Dataset records -
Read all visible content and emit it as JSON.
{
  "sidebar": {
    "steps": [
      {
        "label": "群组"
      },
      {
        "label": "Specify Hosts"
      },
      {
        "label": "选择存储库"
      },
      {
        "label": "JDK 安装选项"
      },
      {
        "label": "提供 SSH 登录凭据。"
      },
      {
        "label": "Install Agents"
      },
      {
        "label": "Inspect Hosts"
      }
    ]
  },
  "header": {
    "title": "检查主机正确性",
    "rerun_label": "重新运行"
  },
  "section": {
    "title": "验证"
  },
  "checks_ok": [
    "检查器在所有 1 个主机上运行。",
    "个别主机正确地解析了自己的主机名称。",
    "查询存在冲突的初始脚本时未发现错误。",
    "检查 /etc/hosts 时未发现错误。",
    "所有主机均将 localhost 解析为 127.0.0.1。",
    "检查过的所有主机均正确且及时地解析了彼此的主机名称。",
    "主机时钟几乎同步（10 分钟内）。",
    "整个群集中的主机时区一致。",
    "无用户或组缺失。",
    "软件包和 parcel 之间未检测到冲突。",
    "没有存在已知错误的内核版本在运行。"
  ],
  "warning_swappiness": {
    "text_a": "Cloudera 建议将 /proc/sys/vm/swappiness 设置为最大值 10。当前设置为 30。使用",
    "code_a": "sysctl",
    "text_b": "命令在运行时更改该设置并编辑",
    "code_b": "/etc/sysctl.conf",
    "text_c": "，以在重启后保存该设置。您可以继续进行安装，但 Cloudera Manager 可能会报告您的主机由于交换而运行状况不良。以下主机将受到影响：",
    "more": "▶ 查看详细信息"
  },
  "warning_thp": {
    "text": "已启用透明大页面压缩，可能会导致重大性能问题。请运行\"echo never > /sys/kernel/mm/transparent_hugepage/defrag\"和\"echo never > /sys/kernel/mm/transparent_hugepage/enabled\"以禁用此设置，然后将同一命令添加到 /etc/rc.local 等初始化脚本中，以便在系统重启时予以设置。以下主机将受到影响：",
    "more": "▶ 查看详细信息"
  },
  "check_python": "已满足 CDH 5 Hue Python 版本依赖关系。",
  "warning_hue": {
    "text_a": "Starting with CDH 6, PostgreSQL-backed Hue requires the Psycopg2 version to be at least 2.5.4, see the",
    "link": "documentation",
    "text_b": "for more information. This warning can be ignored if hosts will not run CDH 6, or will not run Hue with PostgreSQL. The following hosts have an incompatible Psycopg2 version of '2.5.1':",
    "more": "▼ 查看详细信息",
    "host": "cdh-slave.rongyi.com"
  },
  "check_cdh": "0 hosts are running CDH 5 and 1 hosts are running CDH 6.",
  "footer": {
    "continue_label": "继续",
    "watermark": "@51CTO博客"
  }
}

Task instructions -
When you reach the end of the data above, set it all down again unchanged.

Response to the exercise -
Read all visible content and emit it as JSON.
{
  "sidebar": {
    "steps": [
      {
        "label": "群组"
      },
      {
        "label": "Specify Hosts"
      },
      {
        "label": "选择存储库"
      },
      {
        "label": "JDK 安装选项"
      },
      {
        "label": "提供 SSH 登录凭据。"
      },
      {
        "label": "Install Agents"
      },
      {
        "label": "Inspect Hosts"
      }
    ]
  },
  "header": {
    "title": "检查主机正确性",
    "rerun_label": "重新运行"
  },
  "section": {
    "title": "验证"
  },
  "checks_ok": [
    "检查器在所有 1 个主机上运行。",
    "个别主机正确地解析了自己的主机名称。",
    "查询存在冲突的初始脚本时未发现错误。",
    "检查 /etc/hosts 时未发现错误。",
    "所有主机均将 localhost 解析为 127.0.0.1。",
    "检查过的所有主机均正确且及时地解析了彼此的主机名称。",
    "主机时钟几乎同步（10 分钟内）。",
    "整个群集中的主机时区一致。",
    "无用户或组缺失。",
    "软件包和 parcel 之间未检测到冲突。",
    "没有存在已知错误的内核版本在运行。"
  ],
  "warning_swappiness": {
    "text_a": "Cloudera 建议将 /proc/sys/vm/swappiness 设置为最大值 10。当前设置为 30。使用",
    "code_a": "sysctl",
    "text_b": "命令在运行时更改该设置并编辑",
    "code_b": "/etc/sysctl.conf",
    "text_c": "，以在重启后保存该设置。您可以继续进行安装，但 Cloudera Manager 可能会报告您的主机由于交换而运行状况不良。以下主机将受到影响：",
    "more": "▶ 查看详细信息"
  },
  "warning_thp": {
    "text": "已启用透明大页面压缩，可能会导致重大性能问题。请运行\"echo never > /sys/kernel/mm/transparent_hugepage/defrag\"和\"echo never > /sys/kernel/mm/transparent_hugepage/enabled\"以禁用此设置，然后将同一命令添加到 /etc/rc.local 等初始化脚本中，以便在系统重启时予以设置。以下主机将受到影响：",
    "more": "▶ 查看详细信息"
  },
  "check_python": "已满足 CDH 5 Hue Python 版本依赖关系。",
  "warning_hue": {
    "text_a": "Starting with CDH 6, PostgreSQL-backed Hue requires the Psycopg2 version to be at least 2.5.4, see the",
    "link": "documentation",
    "text_b": "for more information. This warning can be ignored if hosts will not run CDH 6, or will not run Hue with PostgreSQL. The following hosts have an incompatible Psycopg2 version of '2.5.1':",
    "more": "▼ 查看详细信息",
    "host": "cdh-slave.rongyi.com"
  },
  "check_cdh": "0 hosts are running CDH 5 and 1 hosts are running CDH 6.",
  "footer": {
    "continue_label": "继续",
    "watermark": "@51CTO博客"
  }
}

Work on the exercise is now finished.